Bob had a great business selling digital videos and books to a large audience. He created a great newsletter campaign that featured words of wisdom from a variety of popular authors. The newsletters were full of rich content and tips that helped his audience. Over time his readership grew to over 40,000 subscribers and each time he sent out a newsletter Bob would have an unprecedented 10% open rate. As his business began to grow sales increased and so Bob started to send out more newsletters, but instead of including the helpful tips and tricks, all he included were items for sale. “Here is a great new book, buy it today!” His newsletters practically seemed to scream, “We don’t care about you, just your money!” Bob started to see a decline in his subscribers and people started unsubscribing.

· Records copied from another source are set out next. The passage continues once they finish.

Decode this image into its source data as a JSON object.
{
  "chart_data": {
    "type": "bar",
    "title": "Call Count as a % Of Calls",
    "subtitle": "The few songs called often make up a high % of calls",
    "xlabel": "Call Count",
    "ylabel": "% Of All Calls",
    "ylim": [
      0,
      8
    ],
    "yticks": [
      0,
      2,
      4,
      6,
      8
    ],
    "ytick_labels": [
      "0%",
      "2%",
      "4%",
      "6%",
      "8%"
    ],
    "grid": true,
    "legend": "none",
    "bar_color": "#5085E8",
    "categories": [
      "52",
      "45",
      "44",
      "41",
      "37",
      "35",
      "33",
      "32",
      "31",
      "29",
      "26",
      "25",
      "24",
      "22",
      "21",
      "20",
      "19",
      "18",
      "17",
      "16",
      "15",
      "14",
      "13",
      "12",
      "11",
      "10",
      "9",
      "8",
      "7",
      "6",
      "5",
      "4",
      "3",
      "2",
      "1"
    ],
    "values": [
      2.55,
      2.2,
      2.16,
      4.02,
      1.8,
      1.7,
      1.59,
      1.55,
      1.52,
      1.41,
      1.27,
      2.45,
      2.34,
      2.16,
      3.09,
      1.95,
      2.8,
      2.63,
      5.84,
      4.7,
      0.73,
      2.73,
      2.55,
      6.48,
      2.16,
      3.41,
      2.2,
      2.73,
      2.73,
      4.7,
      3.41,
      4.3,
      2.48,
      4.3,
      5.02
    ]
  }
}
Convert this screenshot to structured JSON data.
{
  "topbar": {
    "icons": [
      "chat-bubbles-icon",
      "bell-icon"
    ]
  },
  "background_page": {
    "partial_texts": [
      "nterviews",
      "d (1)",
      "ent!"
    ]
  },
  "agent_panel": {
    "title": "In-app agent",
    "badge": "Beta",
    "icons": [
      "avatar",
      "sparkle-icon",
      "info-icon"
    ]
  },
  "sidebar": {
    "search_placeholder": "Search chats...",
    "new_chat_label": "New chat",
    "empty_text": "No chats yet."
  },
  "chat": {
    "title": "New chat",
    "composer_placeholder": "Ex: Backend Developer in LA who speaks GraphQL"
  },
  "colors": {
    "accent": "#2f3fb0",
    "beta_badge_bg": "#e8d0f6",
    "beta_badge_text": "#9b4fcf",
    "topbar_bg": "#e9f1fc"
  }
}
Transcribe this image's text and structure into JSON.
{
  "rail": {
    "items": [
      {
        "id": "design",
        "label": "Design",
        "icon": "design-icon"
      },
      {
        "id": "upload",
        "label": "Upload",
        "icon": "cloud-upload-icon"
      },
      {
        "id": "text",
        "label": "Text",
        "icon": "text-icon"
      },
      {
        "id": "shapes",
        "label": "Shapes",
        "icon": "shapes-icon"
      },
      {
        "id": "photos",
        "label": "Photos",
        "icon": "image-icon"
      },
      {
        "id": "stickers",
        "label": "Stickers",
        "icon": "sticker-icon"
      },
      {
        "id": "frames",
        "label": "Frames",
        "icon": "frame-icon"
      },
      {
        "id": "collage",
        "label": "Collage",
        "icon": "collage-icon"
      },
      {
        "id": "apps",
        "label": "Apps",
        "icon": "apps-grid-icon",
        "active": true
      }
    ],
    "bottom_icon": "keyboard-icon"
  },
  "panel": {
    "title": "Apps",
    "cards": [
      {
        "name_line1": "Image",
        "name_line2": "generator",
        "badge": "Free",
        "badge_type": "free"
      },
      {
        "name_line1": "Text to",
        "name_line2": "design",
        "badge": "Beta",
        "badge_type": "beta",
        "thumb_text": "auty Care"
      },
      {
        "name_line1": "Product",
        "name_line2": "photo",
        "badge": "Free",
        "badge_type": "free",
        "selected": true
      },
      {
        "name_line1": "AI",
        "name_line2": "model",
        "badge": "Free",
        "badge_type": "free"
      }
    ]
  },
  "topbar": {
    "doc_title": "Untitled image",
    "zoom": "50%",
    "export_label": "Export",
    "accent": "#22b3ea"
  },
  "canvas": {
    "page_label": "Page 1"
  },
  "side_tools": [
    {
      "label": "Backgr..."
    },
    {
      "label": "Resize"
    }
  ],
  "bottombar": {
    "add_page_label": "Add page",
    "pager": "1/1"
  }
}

In an attempt to improve his audience Bob got a new and improved website and a flashier newsletter, but the content was the same: No advice from respected authors, no tips and tricks, just promotions and products. blah. blah. blah.
So where did Bob go wrong?
Bob made a classic mistake of many new business owners – and even some seasoned ones. He started to focus more on his product instead of providing his client with something of value. Before his company grew he had a relationship with his customers and he created content that provided them utility and it was content that they not only liked, but wanted to share with their friends. Eventually Bob’s focus changed and his switched gears from making people’s lives better, to making more money.
In his book, People Over Profit, Dale Partridge outlines the importance of putting people first. If you take care of what is important, the money will follow. The book is so simple and it is a quick read, but it totally exposes how some companies have gone from being loved to being hated because of how their core values changed. Companies that are often hated are Walmart, CVS, McDonalds and others have a perception that they don’t care about their customers or their employees all that much. When customers go to Chick-Fil-A it is a guilt fee experience because they feel like they are eating moderately healthy food served by well taken care of people.